Obsolescence: Media history, policy and aesthetics
"Obsolescence is the leading product of our national infatuation with technology" Jonathan Franzen, in “Scavenging”
Media studies can be unduly concerned with moments of crisis and rupture, especially recently, since digital technologies have emerged as a focus. New media scholarship often veers between utopian, pessimistic and “revolutionary” accounts of the “newest” medium and its consequences. But newness is relative, and must be seen in relation to its opposite, obsolescence.
Specific technologies’ passages to obsolescence are not sudden, but stealthy and gradual – Sterne and other scholars point out that obsolescence comes after extended periods of diminishing “newness” in the historical life of technologies, and the obsolete can be redeemed.

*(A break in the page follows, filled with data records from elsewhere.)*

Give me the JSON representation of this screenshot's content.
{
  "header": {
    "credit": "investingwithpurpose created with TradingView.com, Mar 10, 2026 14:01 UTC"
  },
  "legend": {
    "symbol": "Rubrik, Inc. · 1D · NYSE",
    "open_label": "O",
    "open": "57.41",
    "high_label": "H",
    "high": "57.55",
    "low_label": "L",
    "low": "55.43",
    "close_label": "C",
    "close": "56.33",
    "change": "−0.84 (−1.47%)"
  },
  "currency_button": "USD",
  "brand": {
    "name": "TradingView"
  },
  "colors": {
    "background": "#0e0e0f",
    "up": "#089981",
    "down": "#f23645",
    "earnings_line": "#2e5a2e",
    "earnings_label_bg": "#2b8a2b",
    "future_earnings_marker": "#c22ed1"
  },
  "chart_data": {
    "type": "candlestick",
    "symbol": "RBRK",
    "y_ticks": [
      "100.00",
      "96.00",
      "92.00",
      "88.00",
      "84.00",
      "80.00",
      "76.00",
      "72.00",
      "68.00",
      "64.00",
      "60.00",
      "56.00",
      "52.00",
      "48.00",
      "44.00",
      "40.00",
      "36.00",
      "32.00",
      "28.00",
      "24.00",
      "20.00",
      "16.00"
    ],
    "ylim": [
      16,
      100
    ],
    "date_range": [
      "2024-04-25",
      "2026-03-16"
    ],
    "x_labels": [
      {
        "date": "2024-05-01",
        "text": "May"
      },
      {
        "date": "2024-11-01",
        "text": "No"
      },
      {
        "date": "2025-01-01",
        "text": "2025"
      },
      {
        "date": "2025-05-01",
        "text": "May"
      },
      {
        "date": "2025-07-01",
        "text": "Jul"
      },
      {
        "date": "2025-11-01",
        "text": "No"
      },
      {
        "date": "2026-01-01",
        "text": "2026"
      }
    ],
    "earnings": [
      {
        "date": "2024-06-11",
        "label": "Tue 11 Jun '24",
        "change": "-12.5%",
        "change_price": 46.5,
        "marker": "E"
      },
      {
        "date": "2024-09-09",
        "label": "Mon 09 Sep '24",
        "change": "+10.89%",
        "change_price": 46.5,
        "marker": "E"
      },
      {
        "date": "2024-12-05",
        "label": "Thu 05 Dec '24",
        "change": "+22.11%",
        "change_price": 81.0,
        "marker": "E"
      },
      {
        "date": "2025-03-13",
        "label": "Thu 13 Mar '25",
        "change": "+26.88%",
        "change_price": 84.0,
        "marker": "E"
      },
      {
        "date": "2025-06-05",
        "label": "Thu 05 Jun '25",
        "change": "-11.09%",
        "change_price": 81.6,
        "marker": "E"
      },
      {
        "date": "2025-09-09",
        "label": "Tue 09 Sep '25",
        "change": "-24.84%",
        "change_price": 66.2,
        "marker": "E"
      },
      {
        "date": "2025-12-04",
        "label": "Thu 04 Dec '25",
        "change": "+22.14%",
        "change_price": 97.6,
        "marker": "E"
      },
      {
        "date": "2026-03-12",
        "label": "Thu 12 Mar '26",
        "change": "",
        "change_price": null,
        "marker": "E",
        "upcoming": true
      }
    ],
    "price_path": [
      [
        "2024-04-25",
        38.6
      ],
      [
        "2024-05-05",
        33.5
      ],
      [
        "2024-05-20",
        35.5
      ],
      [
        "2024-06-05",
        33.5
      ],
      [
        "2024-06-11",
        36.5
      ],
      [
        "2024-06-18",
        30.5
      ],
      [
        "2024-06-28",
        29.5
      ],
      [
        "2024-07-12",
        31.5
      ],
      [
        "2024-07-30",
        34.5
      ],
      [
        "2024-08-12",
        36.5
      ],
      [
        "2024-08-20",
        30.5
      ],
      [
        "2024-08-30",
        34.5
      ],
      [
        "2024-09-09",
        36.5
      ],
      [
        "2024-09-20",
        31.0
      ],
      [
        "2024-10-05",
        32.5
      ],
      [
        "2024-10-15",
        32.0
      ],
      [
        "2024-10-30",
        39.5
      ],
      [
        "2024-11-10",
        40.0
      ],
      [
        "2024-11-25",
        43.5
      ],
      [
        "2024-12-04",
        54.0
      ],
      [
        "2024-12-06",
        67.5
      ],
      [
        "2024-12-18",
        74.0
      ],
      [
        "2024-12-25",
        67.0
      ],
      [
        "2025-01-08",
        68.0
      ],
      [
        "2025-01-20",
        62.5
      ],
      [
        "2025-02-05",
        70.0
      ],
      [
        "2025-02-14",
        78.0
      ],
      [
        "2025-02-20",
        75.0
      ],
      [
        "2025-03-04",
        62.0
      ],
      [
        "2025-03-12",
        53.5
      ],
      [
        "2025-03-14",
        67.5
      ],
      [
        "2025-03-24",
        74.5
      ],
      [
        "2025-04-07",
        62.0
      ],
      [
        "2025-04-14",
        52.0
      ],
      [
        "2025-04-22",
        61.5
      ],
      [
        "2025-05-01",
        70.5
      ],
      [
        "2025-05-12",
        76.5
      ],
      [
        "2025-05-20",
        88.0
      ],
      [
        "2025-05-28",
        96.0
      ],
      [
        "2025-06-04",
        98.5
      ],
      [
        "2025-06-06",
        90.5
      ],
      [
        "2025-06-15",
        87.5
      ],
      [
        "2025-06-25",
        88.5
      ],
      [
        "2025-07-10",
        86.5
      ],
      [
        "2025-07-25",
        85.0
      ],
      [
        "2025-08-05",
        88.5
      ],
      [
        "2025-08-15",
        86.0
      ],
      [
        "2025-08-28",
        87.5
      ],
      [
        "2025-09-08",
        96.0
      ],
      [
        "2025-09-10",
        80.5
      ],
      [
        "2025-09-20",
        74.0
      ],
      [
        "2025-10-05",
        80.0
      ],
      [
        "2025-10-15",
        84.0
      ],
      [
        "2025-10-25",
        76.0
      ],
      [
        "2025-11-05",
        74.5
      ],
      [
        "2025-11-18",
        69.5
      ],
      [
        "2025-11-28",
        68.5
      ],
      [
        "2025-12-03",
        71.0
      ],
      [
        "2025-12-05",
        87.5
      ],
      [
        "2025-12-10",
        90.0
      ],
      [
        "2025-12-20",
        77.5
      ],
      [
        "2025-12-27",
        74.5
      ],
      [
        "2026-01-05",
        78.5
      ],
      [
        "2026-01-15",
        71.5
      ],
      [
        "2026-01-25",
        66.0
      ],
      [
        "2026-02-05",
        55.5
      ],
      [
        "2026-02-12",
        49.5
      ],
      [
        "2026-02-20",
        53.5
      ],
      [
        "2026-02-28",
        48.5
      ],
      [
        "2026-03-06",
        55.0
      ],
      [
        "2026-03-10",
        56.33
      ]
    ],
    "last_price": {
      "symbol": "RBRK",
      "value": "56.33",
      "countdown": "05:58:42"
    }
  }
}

Obsolescence is usually reversible, as nostalgia industries work to resuscitate the cultural value of faded technologies (for example, seeking out the “analogue” a marker of distinction). Obsolescence can mean the supersession of the technological capacities of a technology – as in the replacement of analogue phone networks – or the phasing out of particular uses of a technology – as in the earliest videogames’ demonstration to audiences of the potential of television beyond its uses as a channel for broadcasting. Observing persistent use of obsolescent technologies can reveal social divides, or determined resistance to the onward march of technology. In a world increasingly preoccupied with environmental concerns, technologies’ structural obsolescence has broader ramifications.
1 - 2 October 2009